Story and photography by Kathy Adams Clark
Many photographers view photo contests as a way to achieve recognition for their work. Landing a big prize can be a great way to get your photography in front of the public and potential buyers. Yet, not every photo contest is a winner. There are photo contests and there are photo scams. Smart photographers learn the difference.
Legitimate photo contests are fairly easy to spot. They are sponsored by a reputable magazine, organization, public park or government agency. The winning entries are guaranteed a prize and prestige. The prize can be money, merchandise or something as simple as a ribbon. The prestige can be publication of the image in a special issue of the magazine, an exhibition of winning prints in a public place, a traveling exhibit of the prints, and maybe an all-expenses-paid trip to the awards ceremony.
National magazines like Nature’s Best, National Wildlife, and Audubon run annual photo contests that attract the best images from photographers of all skill levels. One of my images won an honorable mention in a Nature’s Best contest in the mid-1990s, and I still brag about it to this day.

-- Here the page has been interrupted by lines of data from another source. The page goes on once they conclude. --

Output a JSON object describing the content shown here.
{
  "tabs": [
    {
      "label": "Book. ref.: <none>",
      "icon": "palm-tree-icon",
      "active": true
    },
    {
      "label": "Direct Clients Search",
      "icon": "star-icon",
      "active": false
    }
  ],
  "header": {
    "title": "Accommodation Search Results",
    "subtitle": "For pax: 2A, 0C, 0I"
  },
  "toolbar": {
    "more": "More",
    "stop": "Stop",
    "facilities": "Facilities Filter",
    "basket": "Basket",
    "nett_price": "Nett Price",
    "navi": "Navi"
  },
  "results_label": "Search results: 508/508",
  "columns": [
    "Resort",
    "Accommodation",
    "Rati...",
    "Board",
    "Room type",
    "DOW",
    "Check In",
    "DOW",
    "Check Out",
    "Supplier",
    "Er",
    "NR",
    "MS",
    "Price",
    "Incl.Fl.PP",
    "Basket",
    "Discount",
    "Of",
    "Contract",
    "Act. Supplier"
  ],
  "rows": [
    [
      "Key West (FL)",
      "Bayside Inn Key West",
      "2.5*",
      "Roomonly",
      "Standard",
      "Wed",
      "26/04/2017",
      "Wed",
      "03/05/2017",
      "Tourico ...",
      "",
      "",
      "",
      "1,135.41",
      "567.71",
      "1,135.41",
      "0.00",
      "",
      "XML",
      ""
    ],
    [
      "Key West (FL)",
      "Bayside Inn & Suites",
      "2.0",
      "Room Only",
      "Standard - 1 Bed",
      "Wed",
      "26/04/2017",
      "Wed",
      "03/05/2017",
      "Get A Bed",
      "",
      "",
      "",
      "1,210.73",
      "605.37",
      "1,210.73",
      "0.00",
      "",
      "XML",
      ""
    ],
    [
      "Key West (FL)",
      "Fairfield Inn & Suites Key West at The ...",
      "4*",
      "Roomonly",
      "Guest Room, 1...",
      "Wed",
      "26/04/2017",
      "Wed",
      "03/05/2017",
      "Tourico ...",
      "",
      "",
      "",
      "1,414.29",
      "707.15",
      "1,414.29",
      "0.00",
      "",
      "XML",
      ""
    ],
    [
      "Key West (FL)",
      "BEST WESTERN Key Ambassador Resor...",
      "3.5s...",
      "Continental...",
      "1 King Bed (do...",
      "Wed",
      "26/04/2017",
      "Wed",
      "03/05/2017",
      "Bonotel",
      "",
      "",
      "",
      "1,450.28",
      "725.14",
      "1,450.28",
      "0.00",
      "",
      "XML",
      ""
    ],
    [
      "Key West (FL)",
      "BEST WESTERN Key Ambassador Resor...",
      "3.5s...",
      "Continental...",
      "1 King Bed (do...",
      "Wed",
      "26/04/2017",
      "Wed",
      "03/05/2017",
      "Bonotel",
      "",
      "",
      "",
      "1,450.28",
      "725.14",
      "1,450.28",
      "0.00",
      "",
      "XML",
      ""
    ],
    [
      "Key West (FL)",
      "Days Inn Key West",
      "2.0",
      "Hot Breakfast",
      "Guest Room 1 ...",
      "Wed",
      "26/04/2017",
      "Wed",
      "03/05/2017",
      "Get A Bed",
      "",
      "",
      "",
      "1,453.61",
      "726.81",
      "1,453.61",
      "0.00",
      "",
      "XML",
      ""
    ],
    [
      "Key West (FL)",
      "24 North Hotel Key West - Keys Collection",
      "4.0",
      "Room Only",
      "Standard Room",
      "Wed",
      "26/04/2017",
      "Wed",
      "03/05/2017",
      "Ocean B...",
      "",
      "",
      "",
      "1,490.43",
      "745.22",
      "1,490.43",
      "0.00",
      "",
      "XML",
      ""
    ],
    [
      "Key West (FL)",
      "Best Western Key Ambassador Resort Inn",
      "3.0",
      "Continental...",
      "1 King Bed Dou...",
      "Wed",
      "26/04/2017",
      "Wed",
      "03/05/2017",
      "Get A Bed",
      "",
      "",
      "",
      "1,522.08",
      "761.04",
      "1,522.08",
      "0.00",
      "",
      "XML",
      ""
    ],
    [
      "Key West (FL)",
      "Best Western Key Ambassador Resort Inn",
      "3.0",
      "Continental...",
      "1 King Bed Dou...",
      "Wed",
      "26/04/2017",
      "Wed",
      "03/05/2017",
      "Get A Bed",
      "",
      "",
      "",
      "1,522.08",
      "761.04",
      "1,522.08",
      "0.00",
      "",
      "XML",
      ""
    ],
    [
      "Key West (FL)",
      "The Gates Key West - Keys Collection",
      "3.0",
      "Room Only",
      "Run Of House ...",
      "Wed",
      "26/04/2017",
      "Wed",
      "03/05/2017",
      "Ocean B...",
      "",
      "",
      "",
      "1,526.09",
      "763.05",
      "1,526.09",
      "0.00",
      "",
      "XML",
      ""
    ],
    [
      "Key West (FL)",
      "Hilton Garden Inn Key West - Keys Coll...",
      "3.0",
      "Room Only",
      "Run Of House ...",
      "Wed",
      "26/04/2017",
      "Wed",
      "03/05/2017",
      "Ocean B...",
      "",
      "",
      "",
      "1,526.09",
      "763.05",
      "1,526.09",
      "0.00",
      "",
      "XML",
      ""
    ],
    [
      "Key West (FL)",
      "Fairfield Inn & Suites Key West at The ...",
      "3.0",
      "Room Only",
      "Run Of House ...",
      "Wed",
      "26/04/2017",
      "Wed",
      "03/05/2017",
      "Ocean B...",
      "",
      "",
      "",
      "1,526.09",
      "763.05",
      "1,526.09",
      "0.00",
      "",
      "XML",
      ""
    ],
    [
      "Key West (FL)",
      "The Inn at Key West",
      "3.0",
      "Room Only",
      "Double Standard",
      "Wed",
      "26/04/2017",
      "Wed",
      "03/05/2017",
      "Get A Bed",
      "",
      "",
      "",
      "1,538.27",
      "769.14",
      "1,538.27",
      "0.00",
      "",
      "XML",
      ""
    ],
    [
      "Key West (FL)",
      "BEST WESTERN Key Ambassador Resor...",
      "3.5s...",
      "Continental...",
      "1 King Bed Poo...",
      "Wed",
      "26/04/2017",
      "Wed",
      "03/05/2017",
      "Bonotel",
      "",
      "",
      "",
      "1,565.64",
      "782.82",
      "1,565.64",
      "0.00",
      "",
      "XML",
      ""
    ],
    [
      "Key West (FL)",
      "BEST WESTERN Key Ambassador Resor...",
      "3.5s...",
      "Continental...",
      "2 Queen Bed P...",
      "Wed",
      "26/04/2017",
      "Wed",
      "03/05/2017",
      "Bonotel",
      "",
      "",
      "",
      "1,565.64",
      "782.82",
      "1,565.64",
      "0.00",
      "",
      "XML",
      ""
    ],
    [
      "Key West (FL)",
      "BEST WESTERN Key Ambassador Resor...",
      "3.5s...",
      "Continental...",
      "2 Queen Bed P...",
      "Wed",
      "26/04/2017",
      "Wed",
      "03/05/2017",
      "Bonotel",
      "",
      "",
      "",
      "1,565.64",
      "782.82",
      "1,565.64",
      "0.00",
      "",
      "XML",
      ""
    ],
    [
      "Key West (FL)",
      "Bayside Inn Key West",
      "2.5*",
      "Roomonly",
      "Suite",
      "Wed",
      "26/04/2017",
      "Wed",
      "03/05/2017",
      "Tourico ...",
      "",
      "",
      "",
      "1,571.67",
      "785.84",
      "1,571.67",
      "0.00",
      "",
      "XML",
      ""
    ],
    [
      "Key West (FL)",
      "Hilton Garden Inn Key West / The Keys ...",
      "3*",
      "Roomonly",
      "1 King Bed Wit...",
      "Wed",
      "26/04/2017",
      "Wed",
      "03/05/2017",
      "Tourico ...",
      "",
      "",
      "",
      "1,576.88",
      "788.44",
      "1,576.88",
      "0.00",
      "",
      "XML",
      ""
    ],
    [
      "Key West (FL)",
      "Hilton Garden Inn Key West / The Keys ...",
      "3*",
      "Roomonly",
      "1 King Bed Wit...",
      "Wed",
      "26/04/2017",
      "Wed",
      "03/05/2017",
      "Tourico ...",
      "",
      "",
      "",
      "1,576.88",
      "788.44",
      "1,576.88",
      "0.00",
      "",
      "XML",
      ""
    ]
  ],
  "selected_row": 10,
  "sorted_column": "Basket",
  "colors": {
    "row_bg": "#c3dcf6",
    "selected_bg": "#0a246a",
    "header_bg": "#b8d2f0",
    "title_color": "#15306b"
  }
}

I had the most wonderful opportunity this past year to grow as a photographer. In April, Karen Hutton, a mentor at The Arcanum—a new online learning platform based on the master and apprentice method of learning—selected me to be in her cohort. I applied to The Arcanum because my photography had stalled. I wanted to get better, but most workshops and learning opportunities were beyond my reach, because they are either far from home or expensive. The Arcanum fit me perfectly. I would receive personal attention from a mentor and work with a small group of photographers who would get to know me and my goals. Continue reading
Thanks to all of the 400 NANPA members who participated in the recent Member Survey. You provided valuable feedback on NANPA, it’s programs, and your needs as members.
Input from the NANPA board and committee chairs guided my creation of this survey. An overview and detailed report of the results were presented to the NANPA Board in August and shared with all NANPA committee chairs and NANPA staff. Here, we are presenting a partial summary of the results with you. Continue reading
Text and Photos by Mac Stone
Many people are calloused by social media and I have to admit that I am too. Our audience is so distracted by the constant onslaught of content from all around the world that the photography market has turned into a fast food drive through line. Images that have taken us months to make are quickly posted, commented on, liked, shared and then forgotten about. It seems like a black hole, but we aren’t the only ones facing this problem and there are lessons to be learned.
Consider National Public Radio (NPR) for a moment. All year, they offer incredible content—some of the best podcasts and radio shows around—for free. In turn, they build a large loyal audience and when the time comes for support or premium content, their audience shows up in droves with money in hand. To me, that sounds like the same model of a photographer’s Facebook page.
The photography market has changed so much in the last ten years. Today, it’s not just the agencies that have access to large markets. With social media, we’re able to reach a very specific or a broad range of demographics, potential customers or future enthusiasts for our work. Continue reading